Another Saturday ritual in preparation for Sunday was ironing. Our dress clothes had come off the clothesline earlier in the week. Then Mom sprinkled, or dampened them with water, and placed them in the laundry basket. Sometimes we refrigerated the damp clothes, which seems a little silly, but maybe it was to prevent mildew before the ironing.
The Tide box cost less than a dollar for giant size, with its concentric orange cover, guarded the shelf above the washer-dryer combination on the back porch. A woman (or girl) in the fifties prided herself on how white the diapers were that flapped on the clothesline. I loved to hang out laundry and made even corners and straight folds as I took sheets off the line. I remember jeans frozen on the line in winter.
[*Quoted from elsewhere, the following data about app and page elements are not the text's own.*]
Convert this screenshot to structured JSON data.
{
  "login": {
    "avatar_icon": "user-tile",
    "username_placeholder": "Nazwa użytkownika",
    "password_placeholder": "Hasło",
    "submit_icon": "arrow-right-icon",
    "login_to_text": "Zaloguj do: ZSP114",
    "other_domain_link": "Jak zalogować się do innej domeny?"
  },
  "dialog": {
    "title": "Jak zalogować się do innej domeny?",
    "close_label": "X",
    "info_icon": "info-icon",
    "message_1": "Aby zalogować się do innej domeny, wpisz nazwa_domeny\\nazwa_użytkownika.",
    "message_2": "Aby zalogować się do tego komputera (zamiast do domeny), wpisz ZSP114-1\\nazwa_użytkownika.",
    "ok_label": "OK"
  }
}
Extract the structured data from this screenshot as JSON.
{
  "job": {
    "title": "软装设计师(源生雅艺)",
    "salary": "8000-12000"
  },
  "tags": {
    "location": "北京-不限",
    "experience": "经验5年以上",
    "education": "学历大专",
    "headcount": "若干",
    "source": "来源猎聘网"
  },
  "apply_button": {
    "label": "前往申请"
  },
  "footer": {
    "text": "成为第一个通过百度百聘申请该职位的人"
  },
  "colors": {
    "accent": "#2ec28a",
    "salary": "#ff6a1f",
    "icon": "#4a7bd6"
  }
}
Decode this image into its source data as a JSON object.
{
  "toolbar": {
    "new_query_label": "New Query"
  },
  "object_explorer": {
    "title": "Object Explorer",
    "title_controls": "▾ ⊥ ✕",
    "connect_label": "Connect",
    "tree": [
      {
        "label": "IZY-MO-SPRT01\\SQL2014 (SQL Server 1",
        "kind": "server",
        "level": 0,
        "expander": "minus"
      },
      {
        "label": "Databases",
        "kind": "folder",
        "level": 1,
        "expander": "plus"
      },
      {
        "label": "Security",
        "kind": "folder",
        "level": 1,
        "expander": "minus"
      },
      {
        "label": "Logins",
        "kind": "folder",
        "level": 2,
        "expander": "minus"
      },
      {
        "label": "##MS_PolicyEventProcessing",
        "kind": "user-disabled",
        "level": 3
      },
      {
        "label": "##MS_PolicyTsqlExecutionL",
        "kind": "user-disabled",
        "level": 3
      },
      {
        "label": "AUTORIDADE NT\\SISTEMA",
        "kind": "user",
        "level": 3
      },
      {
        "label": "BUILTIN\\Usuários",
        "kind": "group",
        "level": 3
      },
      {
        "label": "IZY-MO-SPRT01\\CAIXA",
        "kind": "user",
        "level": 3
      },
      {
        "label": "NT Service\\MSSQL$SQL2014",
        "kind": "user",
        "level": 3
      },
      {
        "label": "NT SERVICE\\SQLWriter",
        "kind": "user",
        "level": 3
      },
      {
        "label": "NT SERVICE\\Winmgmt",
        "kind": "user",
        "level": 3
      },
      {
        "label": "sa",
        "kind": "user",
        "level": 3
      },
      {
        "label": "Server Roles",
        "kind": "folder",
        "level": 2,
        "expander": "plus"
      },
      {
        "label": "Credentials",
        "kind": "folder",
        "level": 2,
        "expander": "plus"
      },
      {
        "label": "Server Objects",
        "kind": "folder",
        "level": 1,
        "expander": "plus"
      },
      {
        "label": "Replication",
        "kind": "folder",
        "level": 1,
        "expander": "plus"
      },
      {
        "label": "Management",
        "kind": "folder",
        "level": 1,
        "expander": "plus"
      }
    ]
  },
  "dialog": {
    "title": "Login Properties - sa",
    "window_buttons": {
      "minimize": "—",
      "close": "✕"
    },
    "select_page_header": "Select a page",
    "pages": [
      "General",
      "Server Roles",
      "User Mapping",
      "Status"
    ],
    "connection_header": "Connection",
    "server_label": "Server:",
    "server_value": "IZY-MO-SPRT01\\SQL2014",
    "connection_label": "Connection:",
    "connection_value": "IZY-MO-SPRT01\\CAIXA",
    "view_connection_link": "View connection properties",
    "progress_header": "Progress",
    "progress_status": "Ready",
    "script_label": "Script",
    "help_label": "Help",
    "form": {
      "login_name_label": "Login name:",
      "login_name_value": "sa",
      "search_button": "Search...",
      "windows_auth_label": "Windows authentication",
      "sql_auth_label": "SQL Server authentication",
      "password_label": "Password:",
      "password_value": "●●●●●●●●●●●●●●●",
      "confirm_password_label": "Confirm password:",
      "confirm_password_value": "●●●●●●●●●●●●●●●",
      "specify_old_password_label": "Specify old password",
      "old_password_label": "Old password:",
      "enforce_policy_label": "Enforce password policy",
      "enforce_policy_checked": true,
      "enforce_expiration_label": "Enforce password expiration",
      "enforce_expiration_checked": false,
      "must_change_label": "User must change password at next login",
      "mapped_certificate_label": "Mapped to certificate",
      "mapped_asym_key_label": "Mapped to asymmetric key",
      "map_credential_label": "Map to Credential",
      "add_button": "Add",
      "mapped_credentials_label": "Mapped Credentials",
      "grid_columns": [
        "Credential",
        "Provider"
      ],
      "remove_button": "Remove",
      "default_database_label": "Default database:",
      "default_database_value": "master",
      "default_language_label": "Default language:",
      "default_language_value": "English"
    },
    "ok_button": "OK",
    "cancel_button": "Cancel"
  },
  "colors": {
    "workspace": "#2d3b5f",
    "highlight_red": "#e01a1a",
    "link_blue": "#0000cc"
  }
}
Mom hung those because I was in school, and the hiss as they dripped onto the stove as they dried inside later, accompanied my dish washing.
Mom told me in my early twenties, “I never had to ask you to do anything. You did chores and took care of the kids all on your own.” One motivation for my Saturday housework as I got older was for the date who met me at the door off the kitchen side of the house, and who rarely entered. But I felt the house needed to be spotless just in case. With five younger brothers in small spaces there wasn’t much room to put things.
Giggles and squabbles over board and card games made life rich, especially if we were snowed in.